      • ‘During the attack the woman's burgundy shoulder bag containing personal items of no real value was stolen.’
      • ‘Introduced in eight earth tones last June, Entropy is now being offered in shades like blues and burgundies, colors typically associated with corporate environments.’
      • ‘I'm not just talking about rich burgundies and purples, but sharp yellow, burnt orange and bright blues, previously thought suitable only for summer.’
      • ‘All the bridesmaids wore dresses of burgundy silk and carried matching posies.’
      • ‘This winter, chiffon dresses and smart coats in red, burgundy, pink and purple play the leading role in the collection.’
      • ‘Her hair was an indefinite assortment of blacks, burgundies, purples, and browns.’
      • ‘Fresh, soft colors are lovely for spring and summer; golds, copper tones and rusty reds for fall, and deep marine blues, teal green, deep burgundies and plums, or platinum shades for winter.’
      • ‘Dark reds like burgundy and maroon appeal to moderate income groups.’
      • ‘The colour palette includes subdued beiges, burgundies and charcoal blues on high-back chairs and sectional wall panels.’
      • ‘The square is bedecked in rich burgundy tapestries and lords and ladies watch from their thrones in the terraces above.’

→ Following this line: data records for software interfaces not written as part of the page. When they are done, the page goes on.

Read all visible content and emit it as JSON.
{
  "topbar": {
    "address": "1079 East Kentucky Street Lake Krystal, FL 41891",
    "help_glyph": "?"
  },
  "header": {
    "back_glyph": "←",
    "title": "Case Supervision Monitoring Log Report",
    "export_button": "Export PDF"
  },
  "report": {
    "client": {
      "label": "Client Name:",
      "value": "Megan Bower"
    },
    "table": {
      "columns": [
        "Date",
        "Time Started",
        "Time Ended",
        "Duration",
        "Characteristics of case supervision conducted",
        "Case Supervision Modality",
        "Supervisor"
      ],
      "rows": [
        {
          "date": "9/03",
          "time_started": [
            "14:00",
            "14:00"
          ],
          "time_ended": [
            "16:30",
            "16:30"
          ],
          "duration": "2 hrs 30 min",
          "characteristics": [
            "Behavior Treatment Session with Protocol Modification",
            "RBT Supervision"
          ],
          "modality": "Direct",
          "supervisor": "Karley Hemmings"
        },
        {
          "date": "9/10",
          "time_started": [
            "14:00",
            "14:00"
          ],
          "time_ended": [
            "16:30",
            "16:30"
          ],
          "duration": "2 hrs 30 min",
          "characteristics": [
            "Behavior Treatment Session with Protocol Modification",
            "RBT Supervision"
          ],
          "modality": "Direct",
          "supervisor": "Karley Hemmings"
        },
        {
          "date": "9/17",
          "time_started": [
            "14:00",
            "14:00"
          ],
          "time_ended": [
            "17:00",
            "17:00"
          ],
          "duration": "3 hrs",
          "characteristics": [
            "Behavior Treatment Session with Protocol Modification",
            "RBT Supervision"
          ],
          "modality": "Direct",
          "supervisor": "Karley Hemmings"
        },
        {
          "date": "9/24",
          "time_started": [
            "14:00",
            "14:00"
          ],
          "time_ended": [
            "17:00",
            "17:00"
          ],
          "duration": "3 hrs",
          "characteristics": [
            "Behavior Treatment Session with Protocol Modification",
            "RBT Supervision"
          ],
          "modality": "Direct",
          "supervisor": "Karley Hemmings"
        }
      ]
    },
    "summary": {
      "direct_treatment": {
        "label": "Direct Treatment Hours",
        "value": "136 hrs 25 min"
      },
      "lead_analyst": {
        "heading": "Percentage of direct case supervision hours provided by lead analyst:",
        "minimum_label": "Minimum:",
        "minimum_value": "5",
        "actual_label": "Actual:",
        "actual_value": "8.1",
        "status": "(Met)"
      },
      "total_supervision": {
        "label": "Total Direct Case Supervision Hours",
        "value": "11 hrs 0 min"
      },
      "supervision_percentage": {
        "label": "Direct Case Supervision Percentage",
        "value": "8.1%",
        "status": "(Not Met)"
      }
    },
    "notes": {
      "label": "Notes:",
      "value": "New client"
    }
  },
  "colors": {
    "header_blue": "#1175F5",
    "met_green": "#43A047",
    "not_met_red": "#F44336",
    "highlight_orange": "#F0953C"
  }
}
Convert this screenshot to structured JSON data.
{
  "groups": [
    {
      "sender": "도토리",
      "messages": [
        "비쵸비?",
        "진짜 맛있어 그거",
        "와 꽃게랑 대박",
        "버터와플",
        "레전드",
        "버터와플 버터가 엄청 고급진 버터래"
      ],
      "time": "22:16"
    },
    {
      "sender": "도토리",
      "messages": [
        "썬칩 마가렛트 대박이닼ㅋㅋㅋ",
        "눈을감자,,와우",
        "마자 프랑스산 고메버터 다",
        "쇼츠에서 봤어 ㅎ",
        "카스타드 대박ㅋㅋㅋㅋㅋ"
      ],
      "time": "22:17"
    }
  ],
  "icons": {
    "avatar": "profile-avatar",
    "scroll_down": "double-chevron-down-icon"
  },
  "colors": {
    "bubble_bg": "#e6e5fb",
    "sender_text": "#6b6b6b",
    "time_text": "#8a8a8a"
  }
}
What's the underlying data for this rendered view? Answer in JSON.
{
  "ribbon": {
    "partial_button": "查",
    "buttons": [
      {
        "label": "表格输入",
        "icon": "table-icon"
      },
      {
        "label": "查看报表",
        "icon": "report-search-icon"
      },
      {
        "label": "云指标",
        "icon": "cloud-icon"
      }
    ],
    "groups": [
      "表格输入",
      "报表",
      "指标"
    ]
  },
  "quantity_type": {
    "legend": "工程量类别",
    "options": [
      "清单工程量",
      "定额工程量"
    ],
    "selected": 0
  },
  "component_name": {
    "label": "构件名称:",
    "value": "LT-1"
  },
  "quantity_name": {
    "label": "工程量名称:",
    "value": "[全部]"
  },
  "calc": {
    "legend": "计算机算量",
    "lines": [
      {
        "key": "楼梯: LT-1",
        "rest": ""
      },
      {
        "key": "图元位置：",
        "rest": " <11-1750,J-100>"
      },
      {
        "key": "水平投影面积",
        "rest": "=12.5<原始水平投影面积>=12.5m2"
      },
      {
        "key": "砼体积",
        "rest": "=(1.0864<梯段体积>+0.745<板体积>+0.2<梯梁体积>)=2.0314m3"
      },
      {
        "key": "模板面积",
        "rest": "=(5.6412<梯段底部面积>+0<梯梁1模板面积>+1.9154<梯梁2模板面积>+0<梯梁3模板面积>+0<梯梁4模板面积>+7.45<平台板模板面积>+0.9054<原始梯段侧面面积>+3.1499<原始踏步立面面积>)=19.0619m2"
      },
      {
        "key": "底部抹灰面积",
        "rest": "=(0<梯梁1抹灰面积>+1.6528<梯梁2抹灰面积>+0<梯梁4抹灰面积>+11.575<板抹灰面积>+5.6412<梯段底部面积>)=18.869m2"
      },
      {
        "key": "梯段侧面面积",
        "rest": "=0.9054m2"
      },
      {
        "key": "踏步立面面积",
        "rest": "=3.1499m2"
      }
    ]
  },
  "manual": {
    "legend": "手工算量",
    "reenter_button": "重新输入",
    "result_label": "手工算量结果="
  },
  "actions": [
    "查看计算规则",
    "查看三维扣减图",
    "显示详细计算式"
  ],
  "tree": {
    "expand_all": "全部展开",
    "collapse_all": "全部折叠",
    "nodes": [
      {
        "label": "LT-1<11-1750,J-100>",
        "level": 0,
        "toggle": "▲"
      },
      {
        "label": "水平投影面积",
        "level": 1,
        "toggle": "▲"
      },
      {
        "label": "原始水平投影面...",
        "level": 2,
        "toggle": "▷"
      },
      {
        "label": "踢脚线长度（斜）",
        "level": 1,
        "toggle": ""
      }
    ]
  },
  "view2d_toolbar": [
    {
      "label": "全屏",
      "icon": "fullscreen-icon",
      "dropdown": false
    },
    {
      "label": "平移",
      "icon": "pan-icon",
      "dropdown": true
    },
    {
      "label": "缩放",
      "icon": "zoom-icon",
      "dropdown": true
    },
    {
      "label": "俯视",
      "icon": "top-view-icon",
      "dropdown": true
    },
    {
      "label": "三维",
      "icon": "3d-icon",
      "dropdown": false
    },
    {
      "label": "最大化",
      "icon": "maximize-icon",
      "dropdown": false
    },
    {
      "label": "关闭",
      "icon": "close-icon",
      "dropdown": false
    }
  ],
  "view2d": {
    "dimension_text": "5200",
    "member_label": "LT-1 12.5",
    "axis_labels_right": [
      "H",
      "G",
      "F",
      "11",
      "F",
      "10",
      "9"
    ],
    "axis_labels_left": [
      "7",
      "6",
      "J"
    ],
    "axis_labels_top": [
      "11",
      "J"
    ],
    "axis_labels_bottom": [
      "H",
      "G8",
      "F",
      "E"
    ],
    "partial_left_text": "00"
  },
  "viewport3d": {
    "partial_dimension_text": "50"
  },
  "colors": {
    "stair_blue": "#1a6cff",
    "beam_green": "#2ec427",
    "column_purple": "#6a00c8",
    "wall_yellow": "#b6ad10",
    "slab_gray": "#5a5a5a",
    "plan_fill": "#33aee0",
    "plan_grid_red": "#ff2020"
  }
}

Pronunciation:

burgundy

/ˈbəːɡəndi/

Definition of Burgundy in English:

Burgundy

proper noun

  • A region and former duchy of east central France, centred on Dijon. The region is noted for its wine.

    French name Bourgogne

Pronunciation:

Burgundy

/ˈbəːɡəndi/